» WHAT IS EXPECTED
What you return must be exactly the lines running from the one with "Convert this screenshot" to the end of the data below, inclusive, and nothing more.

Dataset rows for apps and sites

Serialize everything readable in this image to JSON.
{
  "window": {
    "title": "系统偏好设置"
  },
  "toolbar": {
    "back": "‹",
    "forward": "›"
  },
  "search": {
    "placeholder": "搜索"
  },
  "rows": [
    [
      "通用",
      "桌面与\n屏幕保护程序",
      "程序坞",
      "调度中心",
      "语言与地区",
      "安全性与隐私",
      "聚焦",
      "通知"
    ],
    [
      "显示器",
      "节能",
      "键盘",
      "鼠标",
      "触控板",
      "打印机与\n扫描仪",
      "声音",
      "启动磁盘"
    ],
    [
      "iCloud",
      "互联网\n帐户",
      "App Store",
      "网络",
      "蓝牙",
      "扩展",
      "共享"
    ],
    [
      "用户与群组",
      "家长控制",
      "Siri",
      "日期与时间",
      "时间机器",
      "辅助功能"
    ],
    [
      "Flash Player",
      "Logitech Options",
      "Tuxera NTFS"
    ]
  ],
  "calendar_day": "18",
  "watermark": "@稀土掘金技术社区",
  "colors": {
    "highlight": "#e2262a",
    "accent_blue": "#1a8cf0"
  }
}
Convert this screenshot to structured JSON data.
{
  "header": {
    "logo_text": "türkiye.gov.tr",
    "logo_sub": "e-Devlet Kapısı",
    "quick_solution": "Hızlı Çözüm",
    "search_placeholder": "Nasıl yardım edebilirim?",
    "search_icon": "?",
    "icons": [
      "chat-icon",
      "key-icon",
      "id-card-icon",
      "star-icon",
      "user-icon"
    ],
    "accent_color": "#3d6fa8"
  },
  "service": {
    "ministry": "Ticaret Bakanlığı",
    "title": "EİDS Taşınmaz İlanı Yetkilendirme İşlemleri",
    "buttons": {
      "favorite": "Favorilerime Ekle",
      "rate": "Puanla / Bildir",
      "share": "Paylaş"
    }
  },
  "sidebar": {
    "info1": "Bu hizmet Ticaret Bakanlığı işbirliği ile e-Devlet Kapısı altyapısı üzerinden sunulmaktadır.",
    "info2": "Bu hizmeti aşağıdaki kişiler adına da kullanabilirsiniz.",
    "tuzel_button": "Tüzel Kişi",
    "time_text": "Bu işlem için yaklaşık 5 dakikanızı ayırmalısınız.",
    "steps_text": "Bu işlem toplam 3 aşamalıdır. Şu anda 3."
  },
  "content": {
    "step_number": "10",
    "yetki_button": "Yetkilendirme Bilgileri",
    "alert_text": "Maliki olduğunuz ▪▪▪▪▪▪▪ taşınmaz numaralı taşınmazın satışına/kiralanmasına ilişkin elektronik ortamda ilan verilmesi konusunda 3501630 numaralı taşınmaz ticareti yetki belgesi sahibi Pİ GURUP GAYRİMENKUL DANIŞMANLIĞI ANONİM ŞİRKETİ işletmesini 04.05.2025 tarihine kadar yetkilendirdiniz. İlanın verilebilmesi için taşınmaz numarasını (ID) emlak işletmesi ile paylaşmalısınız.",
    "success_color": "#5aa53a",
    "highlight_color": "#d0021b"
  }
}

» TASK SOLUTION
Convert this screenshot to structured JSON data.
{
  "header": {
    "logo_text": "türkiye.gov.tr",
    "logo_sub": "e-Devlet Kapısı",
    "quick_solution": "Hızlı Çözüm",
    "search_placeholder": "Nasıl yardım edebilirim?",
    "search_icon": "?",
    "icons": [
      "chat-icon",
      "key-icon",
      "id-card-icon",
      "star-icon",
      "user-icon"
    ],
    "accent_color": "#3d6fa8"
  },
  "service": {
    "ministry": "Ticaret Bakanlığı",
    "title": "EİDS Taşınmaz İlanı Yetkilendirme İşlemleri",
    "buttons": {
      "favorite": "Favorilerime Ekle",
      "rate": "Puanla / Bildir",
      "share": "Paylaş"
    }
  },
  "sidebar": {
    "info1": "Bu hizmet Ticaret Bakanlığı işbirliği ile e-Devlet Kapısı altyapısı üzerinden sunulmaktadır.",
    "info2": "Bu hizmeti aşağıdaki kişiler adına da kullanabilirsiniz.",
    "tuzel_button": "Tüzel Kişi",
    "time_text": "Bu işlem için yaklaşık 5 dakikanızı ayırmalısınız.",
    "steps_text": "Bu işlem toplam 3 aşamalıdır. Şu anda 3."
  },
  "content": {
    "step_number": "10",
    "yetki_button": "Yetkilendirme Bilgileri",
    "alert_text": "Maliki olduğunuz ▪▪▪▪▪▪▪ taşınmaz numaralı taşınmazın satışına/kiralanmasına ilişkin elektronik ortamda ilan verilmesi konusunda 3501630 numaralı taşınmaz ticareti yetki belgesi sahibi Pİ GURUP GAYRİMENKUL DANIŞMANLIĞI ANONİM ŞİRKETİ işletmesini 04.05.2025 tarihine kadar yetkilendirdiniz. İlanın verilebilmesi için taşınmaz numarasını (ID) emlak işletmesi ile paylaşmalısınız.",
    "success_color": "#5aa53a",
    "highlight_color": "#d0021b"
  }
}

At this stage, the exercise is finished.